It is impossible to fully appreciate the value of a trail until you have been forced to walk through the wilderness without one.
—Robert Moor On Trails
Earlier this summer I started paying attention to the fact that my idea of a perfect day is finding and following trails that are little more than ghosts.
Am I alone in feeling this, or does anyone else love these kinds of trails?
Make no mistake, I...love...trails. Much of my life has been spent on trails, and I estimate that I hike or run about 1500 miles a year on wild, unpaved trails of one type or another.
Most of the time I hike with binoculars, a pocket notebook, and a camera, carefully recording what I observe and wonder about. In this case, a trail serves as both access and lifeline while freeing me up to explore whatever arises in my imagination.
But what happens when your lifeline is a trail so old and obscure it scarcely exists?
This is the edge, and the question, that I most love to explore!
I'm perfectly content bushwhacking cross-country in random directions, but following a human-made trail is a very different story because a trail is a line of intent and inquiry. If I find a trail, and suspect that someone made this trail because it goes somewhere, then I have to follow it. And the harder it is to follow, the more deeply I'm forced to push my route-finding abilities to their outer limits.
A surprising number of these old, forgotten trails were made by expert trail builders who skillfully plotted the best routes and laid solid foundations, which means that the original intent of these paths lingers even as their traces fade into forest duff and thick underbrush.
One of my favorite memories was discovering an unknown cavalry trail in Yosemite National Park that journeyed up a wild, rugged canyon from the foothills to the high country.

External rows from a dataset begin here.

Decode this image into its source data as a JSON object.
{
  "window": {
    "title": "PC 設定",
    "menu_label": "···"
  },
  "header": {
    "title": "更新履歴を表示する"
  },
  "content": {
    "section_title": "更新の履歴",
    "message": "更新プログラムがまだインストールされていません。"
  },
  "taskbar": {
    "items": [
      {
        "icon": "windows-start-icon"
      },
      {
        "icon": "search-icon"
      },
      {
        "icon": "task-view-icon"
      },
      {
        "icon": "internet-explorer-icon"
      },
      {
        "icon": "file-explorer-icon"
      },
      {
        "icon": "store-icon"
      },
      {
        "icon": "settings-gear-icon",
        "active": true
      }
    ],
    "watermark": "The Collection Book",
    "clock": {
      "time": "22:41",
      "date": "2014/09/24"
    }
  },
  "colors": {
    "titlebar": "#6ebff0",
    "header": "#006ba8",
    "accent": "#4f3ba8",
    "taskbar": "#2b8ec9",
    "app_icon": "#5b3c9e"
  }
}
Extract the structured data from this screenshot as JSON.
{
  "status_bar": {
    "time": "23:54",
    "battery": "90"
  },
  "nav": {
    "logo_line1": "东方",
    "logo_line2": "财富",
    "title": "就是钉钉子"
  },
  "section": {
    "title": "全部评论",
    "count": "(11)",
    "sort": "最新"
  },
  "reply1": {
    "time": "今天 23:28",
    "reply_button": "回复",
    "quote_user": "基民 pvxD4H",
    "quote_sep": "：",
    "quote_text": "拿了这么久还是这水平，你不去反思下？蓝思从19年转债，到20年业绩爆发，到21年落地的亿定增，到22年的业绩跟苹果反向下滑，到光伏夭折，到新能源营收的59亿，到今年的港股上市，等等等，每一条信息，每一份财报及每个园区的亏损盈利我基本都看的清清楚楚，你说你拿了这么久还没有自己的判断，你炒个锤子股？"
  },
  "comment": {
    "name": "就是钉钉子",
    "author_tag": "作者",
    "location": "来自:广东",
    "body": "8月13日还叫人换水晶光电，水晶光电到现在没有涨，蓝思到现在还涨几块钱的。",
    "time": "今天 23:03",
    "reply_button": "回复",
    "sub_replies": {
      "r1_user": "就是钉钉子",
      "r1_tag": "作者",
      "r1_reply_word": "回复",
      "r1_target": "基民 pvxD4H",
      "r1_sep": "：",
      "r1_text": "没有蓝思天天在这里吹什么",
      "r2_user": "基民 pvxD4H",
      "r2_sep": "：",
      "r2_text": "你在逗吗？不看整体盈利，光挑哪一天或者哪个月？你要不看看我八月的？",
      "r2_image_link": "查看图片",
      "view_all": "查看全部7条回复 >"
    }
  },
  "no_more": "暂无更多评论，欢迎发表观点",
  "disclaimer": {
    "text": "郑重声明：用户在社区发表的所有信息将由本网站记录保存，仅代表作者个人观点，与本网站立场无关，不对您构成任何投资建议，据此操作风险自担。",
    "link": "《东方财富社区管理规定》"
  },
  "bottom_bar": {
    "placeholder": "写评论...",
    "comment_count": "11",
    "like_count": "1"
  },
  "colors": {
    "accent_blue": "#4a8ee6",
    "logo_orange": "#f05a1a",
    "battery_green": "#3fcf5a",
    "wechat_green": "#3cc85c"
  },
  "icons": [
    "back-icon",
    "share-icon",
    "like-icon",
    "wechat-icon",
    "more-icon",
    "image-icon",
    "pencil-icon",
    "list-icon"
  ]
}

This 100-year-old trail was overgrown and essentially invisible, but had been so well made that I could still find enough bits and pieces to track its route no matter how buried it had become.
While hiking on most trails could be called recreational, it's a lot scarier and harder when you're forced to pay attention to every detail to avoid getting lost. This kind of hiking is more like solving a puzzle; a puzzle where you're engaging all of your senses and skills, and tracking subtle clues while struggling to preserve your tenuous lifeline back to safety.
It can be exhausting to follow a trail that takes so much effort, but these are the moments when I feel most alive and most exhilarated by the magic of life—and these are moments I live for!